Immigrants - Minorities

During the last 20 years, Greece has experienced big changes: revenue increases, empowerment of the democratic institutions and creation of new infrastructure works. At the same time, entering the European Union facilitated the spread of people, funds, goods and ideas. In a relatively small period of time, Greece became a country with many migrants who came seeking for a better life, and also, a country with a significant investing presence abroad. Basic country data were shifted as well as established mentalities, attitudes and behaviors, due to the increasing communications, as well as to the "osmosis" with people and institutions of third countries.
In today's Greece, one can encounter a "migrant mosaic" that reaches 10% of the total population and which originates from countries with different cultural, historical, political and social status. Apart from the two major national-cultural groups, the Muslims and the Roma people, since the mid-'80s and mostly during the '90s, there were other migrants of Greek origin, such as the Russian-Pontiacs repatriates and those originated from North Epirus, migrants from former communist countries of the Balkans and of Eastern Europe, as well as citizens coming from countries of Asia and Africa. In a smaller degree, there was the repatriation of Greek migrant people from Western Europe, America and Australia, as well as the migration of citizens of western countries.
As a result of this migratory flow, coexistence problems with the indigenous people appeared based on the migrants' diversity in many fields, such as their position in the Greek labor market, in economy, as well as their limited social presence in the local society. The socio-cultural changes influenced also the Greek school. Today, approximately 10% of the pupils who study in Greek schools have a different cultural origin and another mother-tongue language than the Greek one.
The state initiative develops a few and insufficient activities regarding every citizen of a third country who legally lives in Greece, while, in certain occasions, young people, old people, women and other individuals who belong to social vulnerable groups receive state care. It should be noted that some of the activities developed may concern in a period of time before the entrance of the migrants in the country, that is, in the period that they are still in their country of origin, while the rest of the activities are implemented in all levels of governance (central, regional, local) with the active involvement of all stakeholders (NGOs, migrant communities, social partners etc).
Regarding the educational services, measures and policies have been taken aiming to the creation of proper conditions in order for migrant people to be interested as well as included in the Greek educational system; however, the existing institutional framework is not being actually and properly implemented.
Regarding the provision of health and accommodation services, measures and policies have been developed aiming to the creation of proper conditions in order for migrant people easily access and use these services; however, those migrants who lack legal papers deal with great difficulties accessing the health system and usually they are being excluded.
Regarding the migration policies, it should be noted that there is the great need for an improvement of the administration concerning the process of the migrants' legalization and a more realistic treatment regarding the process of their entrance, residence and issuance of legal documents, as well as the need of accessing to enfranchisement rights, especially for the migrants of second and third generation. It is also necessary a more dynamic approach regarding their social inclusion and, at this point, the examination of the experiences of other EU members could be useful for the administration and the formation of migratory policies in Greece. Furthermore, it is imperative for the EU and the EU members to coordinate and update their migratory policies, in a way that will enable migrant people to organize future plans for themselves, as well as their families.

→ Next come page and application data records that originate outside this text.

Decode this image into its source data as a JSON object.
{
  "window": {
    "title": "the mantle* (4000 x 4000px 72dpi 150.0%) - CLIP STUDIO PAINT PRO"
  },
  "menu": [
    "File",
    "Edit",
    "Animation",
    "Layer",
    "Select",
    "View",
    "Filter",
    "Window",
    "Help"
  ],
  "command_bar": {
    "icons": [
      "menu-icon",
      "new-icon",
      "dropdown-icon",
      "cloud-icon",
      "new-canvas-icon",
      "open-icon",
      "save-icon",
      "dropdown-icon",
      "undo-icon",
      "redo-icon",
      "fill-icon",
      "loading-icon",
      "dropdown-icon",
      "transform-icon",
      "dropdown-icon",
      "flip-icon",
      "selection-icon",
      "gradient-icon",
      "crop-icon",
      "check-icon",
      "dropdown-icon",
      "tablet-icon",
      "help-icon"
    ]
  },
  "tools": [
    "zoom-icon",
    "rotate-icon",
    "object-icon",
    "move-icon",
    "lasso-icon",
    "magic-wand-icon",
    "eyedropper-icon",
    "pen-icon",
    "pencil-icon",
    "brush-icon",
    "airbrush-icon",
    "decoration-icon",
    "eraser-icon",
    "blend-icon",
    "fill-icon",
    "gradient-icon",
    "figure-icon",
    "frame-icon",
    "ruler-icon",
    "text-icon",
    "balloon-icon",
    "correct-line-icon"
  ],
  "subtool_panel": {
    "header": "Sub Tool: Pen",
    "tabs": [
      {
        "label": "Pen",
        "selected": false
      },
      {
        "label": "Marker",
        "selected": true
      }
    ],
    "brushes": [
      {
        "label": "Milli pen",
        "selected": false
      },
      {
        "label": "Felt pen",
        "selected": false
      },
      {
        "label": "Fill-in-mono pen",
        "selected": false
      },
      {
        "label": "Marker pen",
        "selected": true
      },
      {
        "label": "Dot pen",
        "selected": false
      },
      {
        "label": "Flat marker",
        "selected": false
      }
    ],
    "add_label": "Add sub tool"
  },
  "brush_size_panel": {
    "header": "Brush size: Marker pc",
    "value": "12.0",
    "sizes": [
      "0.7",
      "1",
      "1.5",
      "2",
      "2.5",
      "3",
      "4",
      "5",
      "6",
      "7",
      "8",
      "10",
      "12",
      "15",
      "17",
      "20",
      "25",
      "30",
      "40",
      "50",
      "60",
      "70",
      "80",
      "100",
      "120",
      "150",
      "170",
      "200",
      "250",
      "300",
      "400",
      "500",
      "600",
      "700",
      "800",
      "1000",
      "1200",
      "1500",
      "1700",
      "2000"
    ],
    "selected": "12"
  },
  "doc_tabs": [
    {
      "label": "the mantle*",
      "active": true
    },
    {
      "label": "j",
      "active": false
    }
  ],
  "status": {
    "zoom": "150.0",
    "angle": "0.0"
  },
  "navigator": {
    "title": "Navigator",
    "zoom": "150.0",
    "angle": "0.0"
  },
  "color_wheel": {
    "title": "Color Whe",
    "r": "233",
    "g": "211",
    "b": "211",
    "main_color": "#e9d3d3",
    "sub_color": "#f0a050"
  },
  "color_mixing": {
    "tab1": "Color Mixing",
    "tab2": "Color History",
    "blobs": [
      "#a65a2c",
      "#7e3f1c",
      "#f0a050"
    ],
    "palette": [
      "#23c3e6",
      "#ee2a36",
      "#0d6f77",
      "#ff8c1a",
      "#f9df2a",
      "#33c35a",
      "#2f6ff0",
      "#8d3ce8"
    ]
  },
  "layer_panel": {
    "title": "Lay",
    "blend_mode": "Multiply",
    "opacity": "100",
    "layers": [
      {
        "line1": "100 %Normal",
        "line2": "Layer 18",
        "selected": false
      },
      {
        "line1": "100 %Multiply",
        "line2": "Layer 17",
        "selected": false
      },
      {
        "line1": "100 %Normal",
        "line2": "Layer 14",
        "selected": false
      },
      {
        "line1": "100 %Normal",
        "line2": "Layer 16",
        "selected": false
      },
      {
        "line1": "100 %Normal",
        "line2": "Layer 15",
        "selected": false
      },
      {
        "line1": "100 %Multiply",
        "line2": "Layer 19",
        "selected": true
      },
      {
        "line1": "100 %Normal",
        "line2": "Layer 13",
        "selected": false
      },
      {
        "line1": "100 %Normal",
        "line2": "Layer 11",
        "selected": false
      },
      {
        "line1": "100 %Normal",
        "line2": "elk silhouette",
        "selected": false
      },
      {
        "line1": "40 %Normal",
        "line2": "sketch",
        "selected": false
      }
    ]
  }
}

Following there is a list of useful links to Greek websites concerning migration issues: 

Minority Groups Research Centre -
Greek Council for the Refugee -
Hellenic Migration Policy Institute -
PR.A.K.S.I.S - Projects for Development, Social Support and Medical Cooperation -
Social Solidarity -
ANTHROPOS - Portal for NGOs in Greece -
UNESCO Centre for Women and Peace in the Balkan Countries -
Greek Helsinki Monitor -